UPDATE 9/9/2014 4:10 pm EST: Apple Pay will also work with the iPhone 5, 5c and 5s if users also have an Apple Watch.
Apple's upcoming iPhone 6 and iPhone 6 Plus will feature a new mobile-wallet feature called Apple Pay, Apple CEO Tim Cook revealed today (Sept. 9). Apple Pay can be used to pay for items at any retail stores that accept contactless payments, and when combined with the Passbook iOS app, can also be used to make online purchases.
"Our vision is to replace this," said Cook at Apple's press event in Cupertino, California, pointing to a picture of a leather men's wallet. Apple Pay will launch for the iPhone 6 and iPhone 6 Plus this October (approximately a month after the iPhone 6 and 6 Plus ship Sept. 19) as part of a free update for iOS 8. The iPhone 5, 5s and 5c can use Apple Pay only if paired with an Apple Watch.

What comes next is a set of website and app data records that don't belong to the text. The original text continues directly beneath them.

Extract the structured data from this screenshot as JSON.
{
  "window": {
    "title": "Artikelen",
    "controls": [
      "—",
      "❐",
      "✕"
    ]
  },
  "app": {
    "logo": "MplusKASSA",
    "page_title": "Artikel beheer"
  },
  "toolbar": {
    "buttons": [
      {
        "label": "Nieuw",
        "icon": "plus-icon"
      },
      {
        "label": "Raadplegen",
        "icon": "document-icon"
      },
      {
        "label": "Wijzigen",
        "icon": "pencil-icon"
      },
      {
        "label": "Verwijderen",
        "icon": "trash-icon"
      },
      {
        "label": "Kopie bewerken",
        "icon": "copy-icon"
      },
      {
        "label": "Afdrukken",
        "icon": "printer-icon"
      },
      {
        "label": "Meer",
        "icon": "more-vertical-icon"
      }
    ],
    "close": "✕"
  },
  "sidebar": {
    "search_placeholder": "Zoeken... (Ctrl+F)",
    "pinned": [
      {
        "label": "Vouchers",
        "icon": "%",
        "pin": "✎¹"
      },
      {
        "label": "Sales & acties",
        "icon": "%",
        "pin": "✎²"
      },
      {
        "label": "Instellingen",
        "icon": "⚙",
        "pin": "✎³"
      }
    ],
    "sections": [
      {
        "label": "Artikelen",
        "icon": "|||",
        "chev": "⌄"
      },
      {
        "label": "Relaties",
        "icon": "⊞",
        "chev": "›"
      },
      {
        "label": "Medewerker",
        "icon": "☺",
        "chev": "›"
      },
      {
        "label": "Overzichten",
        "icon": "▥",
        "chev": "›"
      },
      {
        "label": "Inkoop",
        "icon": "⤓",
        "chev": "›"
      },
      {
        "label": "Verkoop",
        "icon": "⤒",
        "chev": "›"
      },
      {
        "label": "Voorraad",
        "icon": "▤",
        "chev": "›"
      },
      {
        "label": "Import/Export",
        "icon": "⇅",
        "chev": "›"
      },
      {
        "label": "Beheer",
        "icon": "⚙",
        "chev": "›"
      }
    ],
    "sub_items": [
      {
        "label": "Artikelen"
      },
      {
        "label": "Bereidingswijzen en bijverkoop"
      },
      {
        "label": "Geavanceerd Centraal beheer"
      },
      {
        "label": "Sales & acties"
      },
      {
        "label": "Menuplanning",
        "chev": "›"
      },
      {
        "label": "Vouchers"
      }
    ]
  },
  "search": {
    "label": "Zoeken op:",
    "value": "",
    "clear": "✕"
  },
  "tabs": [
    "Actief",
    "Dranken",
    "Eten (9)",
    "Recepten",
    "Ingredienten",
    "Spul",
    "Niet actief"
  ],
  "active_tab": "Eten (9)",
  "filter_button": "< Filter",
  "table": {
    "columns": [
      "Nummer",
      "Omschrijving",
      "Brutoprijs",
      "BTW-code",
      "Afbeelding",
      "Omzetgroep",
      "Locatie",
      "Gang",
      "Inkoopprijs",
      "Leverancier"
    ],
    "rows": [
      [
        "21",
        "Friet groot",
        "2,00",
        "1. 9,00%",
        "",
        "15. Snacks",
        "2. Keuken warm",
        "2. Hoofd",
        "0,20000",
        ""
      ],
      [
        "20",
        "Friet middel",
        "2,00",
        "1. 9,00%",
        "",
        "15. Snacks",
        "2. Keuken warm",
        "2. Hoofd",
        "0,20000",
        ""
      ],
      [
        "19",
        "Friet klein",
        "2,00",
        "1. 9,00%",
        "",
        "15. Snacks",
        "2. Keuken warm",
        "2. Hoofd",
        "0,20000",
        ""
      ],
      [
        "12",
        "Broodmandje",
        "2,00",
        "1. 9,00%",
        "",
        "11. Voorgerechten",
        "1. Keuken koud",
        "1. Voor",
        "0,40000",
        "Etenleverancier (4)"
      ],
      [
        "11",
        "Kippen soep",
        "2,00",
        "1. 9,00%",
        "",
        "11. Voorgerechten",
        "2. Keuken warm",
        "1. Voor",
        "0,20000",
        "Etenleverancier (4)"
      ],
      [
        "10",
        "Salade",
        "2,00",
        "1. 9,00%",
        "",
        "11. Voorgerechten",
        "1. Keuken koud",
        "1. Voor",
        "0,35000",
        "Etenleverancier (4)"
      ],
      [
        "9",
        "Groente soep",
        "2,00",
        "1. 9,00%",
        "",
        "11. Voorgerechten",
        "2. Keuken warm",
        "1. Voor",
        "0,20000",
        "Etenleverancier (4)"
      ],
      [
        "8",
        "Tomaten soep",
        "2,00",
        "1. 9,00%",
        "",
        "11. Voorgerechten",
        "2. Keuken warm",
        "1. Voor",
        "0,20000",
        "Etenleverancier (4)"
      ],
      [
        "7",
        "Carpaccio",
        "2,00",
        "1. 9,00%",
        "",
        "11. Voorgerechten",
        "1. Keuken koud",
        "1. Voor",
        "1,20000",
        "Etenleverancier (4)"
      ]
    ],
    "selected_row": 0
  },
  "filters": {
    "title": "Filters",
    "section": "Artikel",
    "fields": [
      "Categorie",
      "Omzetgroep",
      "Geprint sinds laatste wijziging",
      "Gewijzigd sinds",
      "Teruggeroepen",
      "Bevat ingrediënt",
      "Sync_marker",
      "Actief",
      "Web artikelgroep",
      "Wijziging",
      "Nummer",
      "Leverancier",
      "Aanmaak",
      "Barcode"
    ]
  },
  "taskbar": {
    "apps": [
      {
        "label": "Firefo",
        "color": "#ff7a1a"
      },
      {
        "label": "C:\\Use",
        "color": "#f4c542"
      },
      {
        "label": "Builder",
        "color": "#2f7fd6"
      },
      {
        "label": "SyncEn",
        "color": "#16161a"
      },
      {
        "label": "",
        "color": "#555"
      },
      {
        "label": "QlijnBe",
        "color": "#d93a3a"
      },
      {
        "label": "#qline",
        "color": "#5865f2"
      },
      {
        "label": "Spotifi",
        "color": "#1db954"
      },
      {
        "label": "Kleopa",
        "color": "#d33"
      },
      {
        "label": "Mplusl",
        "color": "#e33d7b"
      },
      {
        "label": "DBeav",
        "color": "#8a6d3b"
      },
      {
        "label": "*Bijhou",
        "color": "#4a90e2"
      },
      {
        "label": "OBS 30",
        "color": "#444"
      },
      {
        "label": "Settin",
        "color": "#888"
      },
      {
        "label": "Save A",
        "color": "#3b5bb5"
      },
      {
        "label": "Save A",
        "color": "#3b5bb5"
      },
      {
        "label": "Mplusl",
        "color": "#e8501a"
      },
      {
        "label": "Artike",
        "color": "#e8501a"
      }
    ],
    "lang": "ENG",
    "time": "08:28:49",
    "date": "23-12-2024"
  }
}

MORE: Can You Trust Apple with Your Data?
To set up Apple Pay with a payment card, you can designate cards you've already entered into an iTunes Store account. Or you can simply take a photograph of your credit or debit card with your iPhone, as Eddy Cue, Apple's senior vice president of Internet Software and Services, told the crowd at Apple's event. Then, Cue explained, you'll need to verify Apple Pay with your bank or other card-issuing financial institution.
Once a card is added to Apple Pay, you can make payments by touching the iPhone to a point-of-sale card reader that has contactless capabilities, then using your thumb to press the Touch ID button. It's presumed that Apple Pay authenticates the phone's user identity by reading the user's thumbprint with the Touch ID fingerprint scanner, but Cue did not specify that.
Apple Pay communicates with contactless point-of-sale devices via the near-field communication (NFC) chip built into the iPhone 6 and iPhone 6 Plus. Older iPhones don't have NFC chips and can't use Apple Pay. Retail establishments will need to have NFC-based payment machines to accept Apple Pay, but Cue cited numbers that stated 220,000 merchant locations in the United States already did.
Apple Pay will work with 83 percent of United States credit cards at launch, Cue said. The American Express, MasterCard and Visa payment networkls have signed on, and so have Bank of America, Capital One Bank, Citigroup, JPMorgan Chase and Wells Fargo.
Cue said Apple is working directly with major U.S. retailers to integrate Apple Pay directly into stores. He named Whole Foods, Macy's/Bloomingdale's, Walgreens/Duane Reade, Staples, Disney (including Disney Stores and Disney World), Subway, Sephora, Petco, Panera Bread and McDonald's (including McDonald's drive-through windows), not to mention the Apple Store, as being among those that would soon accept Apple Pay.
Several companies, Cue said, will integrate Apple Pay directly into their iOS apps, including Target, Uber, OpenTable and Groupon.
Apple is far from the first tech company to implement a mobile-payment feature. Google Wallet, which debuted in late 2011, can also be used to store payment cards and make purchases at any business that accepts contactless payments, as does the competing Isis standard (recently renamed Softcard) developed by AT&T, T-Mobile and Verizon Wireless. Third-party apps such as Lemon Wallet and Square Wallet have similar features.
How secure is Apple Pay?
Apple Pay's security is comprised of four components: a near-field communication (NFC) chip, Touch ID, Passbook and a feature called Secure Element. Secure Element is a means of securely storing payment information, said Cue, but he didn't elaborate on exactly how.
Google Wallet also uses Secure Element, which Google defines as a section of the NFC chip's memory that stores payment-card numbers in a hardware-encrypted format.
Apple Pay does not transmit your payment-card data to the retail merchant; rather, it sends a one-time payment number and a "dynamic security code," as Cue called it. In the event that your phone is lost or stolen, you can disable Apple Pay from a browser using Find My iPhone. Even if Apple Pay is not disabled, you won't have to cancel your credit cards, Cue said, since the credit-card number is not stored on the phone itself.
According to Cue, businesses at which you use Apple Pay need never know learn your credit-card number, or even your name. This may help protect customers against credit-card theft, such as the recently revealed data breach at Home Depot that appears to have affected all Home Depot retail stores in the U.S. and Canada since April of this year.
Apple will not record what Apple Pay users buy, where they bought it or how much they paid, Cue said.
"We are not in the business of collecting your data," he claimed.
- 12 Computer-Security Mistakes You're Probably Making
- 'Don't Take Nude Selfies' Is Not Good Security Advice
- 7 Scariest Security Threats Headed Your Way
Jill Scharr is a staff writer for Tom's Guide, where she regularly covers security, 3D printing and video games. You can follow Jill on Twitter @JillScharr and on Google+. Follow us @tomsguide, on Facebook and on Google+.